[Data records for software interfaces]

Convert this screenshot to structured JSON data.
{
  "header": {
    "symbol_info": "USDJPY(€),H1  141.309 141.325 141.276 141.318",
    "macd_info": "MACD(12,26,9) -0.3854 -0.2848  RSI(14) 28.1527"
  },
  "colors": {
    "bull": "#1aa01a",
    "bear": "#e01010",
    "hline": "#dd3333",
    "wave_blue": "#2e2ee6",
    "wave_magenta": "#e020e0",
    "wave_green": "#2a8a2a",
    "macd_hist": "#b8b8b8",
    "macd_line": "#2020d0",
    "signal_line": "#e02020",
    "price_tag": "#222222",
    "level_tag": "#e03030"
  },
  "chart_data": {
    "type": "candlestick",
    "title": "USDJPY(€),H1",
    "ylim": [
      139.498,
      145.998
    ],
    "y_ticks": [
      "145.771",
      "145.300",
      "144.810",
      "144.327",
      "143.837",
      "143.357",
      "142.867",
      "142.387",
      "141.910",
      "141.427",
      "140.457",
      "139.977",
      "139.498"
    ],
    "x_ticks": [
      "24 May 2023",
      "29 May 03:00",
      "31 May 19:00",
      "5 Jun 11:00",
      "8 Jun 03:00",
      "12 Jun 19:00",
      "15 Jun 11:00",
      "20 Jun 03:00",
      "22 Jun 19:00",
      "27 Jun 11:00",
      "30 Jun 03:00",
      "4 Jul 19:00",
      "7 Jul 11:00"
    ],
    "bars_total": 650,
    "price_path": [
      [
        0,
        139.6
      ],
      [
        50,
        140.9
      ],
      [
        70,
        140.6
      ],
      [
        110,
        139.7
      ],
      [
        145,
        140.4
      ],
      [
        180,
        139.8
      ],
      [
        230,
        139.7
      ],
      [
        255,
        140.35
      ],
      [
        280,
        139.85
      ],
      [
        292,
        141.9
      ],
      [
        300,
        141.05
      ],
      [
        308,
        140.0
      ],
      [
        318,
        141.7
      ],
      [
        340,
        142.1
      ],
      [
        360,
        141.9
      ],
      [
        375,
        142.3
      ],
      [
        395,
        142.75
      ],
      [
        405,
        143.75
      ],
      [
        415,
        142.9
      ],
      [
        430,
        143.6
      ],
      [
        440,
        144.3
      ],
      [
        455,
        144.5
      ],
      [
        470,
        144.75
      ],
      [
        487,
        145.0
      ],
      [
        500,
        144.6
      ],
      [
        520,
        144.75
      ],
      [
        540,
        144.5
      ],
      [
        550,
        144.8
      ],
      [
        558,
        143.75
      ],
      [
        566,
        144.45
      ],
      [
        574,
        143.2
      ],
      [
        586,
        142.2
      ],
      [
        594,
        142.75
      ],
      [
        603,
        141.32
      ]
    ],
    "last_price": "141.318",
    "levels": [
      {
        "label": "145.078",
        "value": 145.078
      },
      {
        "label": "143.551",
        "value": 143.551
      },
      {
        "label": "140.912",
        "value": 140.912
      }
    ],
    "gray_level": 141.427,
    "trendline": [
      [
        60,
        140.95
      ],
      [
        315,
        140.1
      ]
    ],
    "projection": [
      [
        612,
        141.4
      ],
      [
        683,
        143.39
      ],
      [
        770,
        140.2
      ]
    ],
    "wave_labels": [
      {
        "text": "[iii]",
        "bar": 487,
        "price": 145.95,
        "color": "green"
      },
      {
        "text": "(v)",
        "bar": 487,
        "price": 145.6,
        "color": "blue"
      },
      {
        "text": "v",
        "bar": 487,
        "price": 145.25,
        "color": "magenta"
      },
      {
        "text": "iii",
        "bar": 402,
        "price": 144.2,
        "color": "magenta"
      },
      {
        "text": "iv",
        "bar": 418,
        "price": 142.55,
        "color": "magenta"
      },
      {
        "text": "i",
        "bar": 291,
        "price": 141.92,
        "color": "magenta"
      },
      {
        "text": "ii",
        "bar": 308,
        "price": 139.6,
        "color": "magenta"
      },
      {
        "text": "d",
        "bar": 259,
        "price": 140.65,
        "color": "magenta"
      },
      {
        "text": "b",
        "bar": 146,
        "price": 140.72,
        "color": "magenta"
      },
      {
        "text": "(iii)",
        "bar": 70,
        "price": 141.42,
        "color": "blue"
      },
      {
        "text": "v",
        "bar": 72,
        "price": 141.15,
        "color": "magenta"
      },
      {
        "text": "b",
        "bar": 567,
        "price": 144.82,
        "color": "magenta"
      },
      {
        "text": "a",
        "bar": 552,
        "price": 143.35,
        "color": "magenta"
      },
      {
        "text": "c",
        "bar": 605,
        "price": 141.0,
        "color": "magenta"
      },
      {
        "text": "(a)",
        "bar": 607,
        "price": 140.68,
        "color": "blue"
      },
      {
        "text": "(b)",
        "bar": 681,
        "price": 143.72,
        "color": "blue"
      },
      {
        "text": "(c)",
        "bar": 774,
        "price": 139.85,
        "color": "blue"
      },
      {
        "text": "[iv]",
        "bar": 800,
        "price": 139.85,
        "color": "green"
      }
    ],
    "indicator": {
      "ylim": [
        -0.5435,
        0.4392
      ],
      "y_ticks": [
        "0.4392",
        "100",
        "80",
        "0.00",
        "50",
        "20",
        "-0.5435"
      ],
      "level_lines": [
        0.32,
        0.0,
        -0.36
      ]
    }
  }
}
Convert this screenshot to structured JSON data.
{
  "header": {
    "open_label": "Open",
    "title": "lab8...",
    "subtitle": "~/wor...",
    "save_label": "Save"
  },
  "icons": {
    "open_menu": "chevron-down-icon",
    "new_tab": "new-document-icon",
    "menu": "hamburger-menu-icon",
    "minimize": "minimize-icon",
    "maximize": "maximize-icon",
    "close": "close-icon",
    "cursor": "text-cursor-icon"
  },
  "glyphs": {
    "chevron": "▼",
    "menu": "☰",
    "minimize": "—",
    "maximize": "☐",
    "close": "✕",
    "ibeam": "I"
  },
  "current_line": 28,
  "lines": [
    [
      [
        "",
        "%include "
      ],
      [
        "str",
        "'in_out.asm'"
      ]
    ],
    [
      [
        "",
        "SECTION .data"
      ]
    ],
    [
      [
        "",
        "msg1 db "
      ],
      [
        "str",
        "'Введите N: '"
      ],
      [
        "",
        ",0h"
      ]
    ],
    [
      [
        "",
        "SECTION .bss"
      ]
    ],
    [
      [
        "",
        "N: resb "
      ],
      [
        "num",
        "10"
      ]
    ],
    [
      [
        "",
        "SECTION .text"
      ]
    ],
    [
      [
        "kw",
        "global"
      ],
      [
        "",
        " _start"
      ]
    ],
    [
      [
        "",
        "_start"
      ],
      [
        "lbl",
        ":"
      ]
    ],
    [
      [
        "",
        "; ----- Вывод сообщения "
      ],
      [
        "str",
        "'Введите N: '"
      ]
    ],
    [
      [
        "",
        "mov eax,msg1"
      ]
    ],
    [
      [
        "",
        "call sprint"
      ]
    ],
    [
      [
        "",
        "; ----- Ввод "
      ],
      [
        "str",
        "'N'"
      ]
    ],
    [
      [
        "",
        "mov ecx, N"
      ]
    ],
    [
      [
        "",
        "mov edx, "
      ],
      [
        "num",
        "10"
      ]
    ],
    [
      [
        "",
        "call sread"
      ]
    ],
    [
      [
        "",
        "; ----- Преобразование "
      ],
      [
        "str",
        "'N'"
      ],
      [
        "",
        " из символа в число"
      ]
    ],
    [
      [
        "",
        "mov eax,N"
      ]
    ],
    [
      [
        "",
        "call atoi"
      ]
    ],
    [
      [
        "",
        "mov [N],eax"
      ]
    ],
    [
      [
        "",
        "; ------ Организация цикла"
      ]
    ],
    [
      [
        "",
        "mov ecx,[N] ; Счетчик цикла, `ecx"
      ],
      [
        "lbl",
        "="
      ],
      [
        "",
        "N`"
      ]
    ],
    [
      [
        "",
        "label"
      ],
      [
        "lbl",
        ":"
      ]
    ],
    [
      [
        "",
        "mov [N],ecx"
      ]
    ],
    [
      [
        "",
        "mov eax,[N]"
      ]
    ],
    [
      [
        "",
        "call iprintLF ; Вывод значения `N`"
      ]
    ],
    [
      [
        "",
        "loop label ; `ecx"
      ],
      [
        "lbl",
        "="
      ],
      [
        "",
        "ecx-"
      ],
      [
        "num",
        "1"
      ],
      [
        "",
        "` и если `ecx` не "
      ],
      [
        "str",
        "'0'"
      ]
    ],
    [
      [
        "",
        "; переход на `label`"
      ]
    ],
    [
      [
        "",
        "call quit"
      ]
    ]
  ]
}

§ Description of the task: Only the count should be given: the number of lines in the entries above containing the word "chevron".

§ Task response: 2